FDA last week approved a biosimilar insulin drug for interchangeable use for those with diabetes, in today's bite-sized hospital and health industry news from California, the District of Columbia, and Texas.
- California: Netflix last week said it would require all cast and crew members of U.S. projects to be vaccinated against Covid-19, making it the first major Hollywood studio to do so. The new policy comes after major Hollywood unions and studios earlier this month reached an agreement to allow production companies to enact Covid-19 vaccination mandates. Netflix's policy will require everyone working in "Zone A"—including actors and anyone who routinely has contact with them—to be vaccinated. According to The Hill, exemptions to the mandate will be limited primarily to medical or religious reasons. (Castronuovo, The Hill, 7/29)
- District of Columbia: FDA last week announced Viatris and Biocon Biologics' biosimilar insulin drug Semglee can be used interchangeably with Sanofi's insulin drug Lantus, one of the best-selling insulin drugs in the world. This decision will allow pharmacists to automatically substitute Semglee for Lantus prescription and brings greater competition into the biologic drugs market, the Wall Street Journal reports. In a statement, Janet Woodcock, acting FDA commissioner, said, "This is a momentous day for people who rely daily on insulin for treatment of diabetes, as biosimilar and interchangeable biosimilar products have the potential to greatly reduce healthcare costs." According to Wall Street Journal, the current list price for five Lantus injection pens is $425.31, while Semglee's list price for five pens was $147.98 when it was first approved last year. (Walker, Wall Street Journal, 7/29)
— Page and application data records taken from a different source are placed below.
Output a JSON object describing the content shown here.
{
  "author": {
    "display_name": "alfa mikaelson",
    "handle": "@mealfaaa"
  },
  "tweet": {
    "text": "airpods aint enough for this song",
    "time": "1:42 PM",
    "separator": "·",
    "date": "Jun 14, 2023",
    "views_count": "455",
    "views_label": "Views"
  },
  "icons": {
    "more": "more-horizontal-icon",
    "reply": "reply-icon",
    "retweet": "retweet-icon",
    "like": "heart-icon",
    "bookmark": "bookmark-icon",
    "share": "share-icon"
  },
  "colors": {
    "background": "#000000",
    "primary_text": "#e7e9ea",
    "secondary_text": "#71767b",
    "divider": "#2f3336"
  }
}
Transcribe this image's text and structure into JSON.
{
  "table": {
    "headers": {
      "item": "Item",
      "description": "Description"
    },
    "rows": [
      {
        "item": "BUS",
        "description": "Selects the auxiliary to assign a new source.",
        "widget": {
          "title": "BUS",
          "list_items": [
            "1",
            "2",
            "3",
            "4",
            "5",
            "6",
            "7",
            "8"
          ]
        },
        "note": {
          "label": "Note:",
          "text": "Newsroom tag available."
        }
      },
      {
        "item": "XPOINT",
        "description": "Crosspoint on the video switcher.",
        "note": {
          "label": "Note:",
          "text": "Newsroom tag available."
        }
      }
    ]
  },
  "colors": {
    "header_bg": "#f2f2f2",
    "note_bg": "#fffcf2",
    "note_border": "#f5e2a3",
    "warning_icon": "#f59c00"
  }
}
- Texas: Gov. Greg Abbott (R) on Thursday issued an executive order banning local government entities—including counties, cities, and school districts—from enacting mask mandates. According to the order, local governments that enact mask mandates may be fined up to $1,000. In addition, the order prohibits government entities from requiring people be vaccinated against Covid-19 and prevents public entities and private entities that receive public funds from requiring proof of vaccination before providing services. (Williams, The Hill, 7/29)